One of the most common issues fans tend to have with their idols is dating. As a young adult or child, it is perfectly normal and healthy to develop a celebrity crush and go off on a long daydream about this supposedly “unattainable” person. Growing up, though, it is important to be able to recognize the difference between a day dream and an obsession; obsessions can often lead to the fan feeling like they–and they alone–should have the right to information about an idol’s private dating life; even become angry when dating rumors involving their idol begin to appear. In the most dangerous cases, obsessions like these can lead to Erotomania (believing that a person, usually of a “famous” status, is in love with you) and Celebrity Worship Syndrome.
Even if there are no thoughts about having a relationship with K-pop idols, the actions and personalities of celebrities can often influence the watcher’s current and future relationship. As fans watch and study videos of their favorite performers, they can often begin to feel an appreciation or longing for a certain personality trait a celebrity has. At first, it starts as a cute quality they love, but then it turns into a missing quality that their current partner does not have. This can often lead to an obsessed fan harboring resentment towards their spouse and wishing they could be more like their idol, and holding future partners to unrealistic expectations.
In order to avoid these issues, it is important to remind oneself that not all of the actions and personalities of artists and performers should be idolized. After all, if those same characteristics were present in a non-famous person, they would then be looked at as “normal” qualities; idols and celebrities are famous mostly for their skills in the music industry, not for their bright personalities. To further that statement, also remember that it is not fair to yourself or to your idol to assume that you are the perfect person out there for them and that they should only look at you. This notion and obsession will only set you up for disappointment in your future dating life and will increase your chances of developing an unhealthy mentality when it comes to the K-pop industry.
If you are ever concerned that you may be developing traits that point to obsession, then try taking a quick step back from K-pop and exploring new hobbies or interests to dedicate time to. Do not forget that it is perfectly okay to distance yourself from something if it is negatively impacting your life; so if you need to lay off the video watching or poster hanging for a while in order to reframe your mind and better yourself, then go right ahead! Try finding something physical to do (jogging/walking, outdoor photography, crafting, etc) that requires two eyes and two hands; this will lower your temptation to dive back into the unhealthy lifestyle. Always remember, it is okay to support and love your favorite K-pop idols, but do not let fantasies or daydreams become unhealthy ideas or obsessions!

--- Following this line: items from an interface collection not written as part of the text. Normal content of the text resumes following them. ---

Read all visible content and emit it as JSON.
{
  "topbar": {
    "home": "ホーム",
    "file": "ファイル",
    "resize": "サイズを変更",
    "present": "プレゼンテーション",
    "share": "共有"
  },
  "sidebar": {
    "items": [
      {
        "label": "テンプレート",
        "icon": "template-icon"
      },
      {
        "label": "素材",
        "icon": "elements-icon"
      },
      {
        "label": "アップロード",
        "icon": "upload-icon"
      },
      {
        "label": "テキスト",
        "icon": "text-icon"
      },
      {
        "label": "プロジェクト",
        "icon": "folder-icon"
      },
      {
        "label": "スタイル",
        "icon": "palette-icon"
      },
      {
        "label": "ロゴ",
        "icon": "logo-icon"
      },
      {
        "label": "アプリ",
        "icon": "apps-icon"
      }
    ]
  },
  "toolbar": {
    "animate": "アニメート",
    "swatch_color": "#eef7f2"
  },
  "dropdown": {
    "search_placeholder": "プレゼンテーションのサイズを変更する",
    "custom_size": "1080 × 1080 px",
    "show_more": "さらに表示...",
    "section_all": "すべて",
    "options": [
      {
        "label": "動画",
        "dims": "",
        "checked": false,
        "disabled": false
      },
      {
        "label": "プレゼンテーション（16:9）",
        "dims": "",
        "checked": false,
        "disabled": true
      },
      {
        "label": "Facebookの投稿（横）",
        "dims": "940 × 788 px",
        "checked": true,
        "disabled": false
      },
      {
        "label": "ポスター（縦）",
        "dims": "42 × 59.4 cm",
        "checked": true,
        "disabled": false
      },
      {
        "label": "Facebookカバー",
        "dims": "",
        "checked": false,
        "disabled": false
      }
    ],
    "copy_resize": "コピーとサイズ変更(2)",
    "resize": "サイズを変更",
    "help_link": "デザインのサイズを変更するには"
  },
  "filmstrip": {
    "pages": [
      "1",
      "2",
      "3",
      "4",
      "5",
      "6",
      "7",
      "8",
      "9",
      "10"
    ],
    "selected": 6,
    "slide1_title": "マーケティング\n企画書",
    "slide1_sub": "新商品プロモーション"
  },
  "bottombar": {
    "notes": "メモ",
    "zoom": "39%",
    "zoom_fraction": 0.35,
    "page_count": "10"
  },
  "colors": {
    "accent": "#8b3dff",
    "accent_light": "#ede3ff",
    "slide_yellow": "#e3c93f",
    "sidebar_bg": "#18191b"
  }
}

To learn more about Celebrity Worship Syndrome head over to Psychology Today, for more information on Erotomania check out this medical journal written by Dr Harold Jordan and Dr. Gary Howe.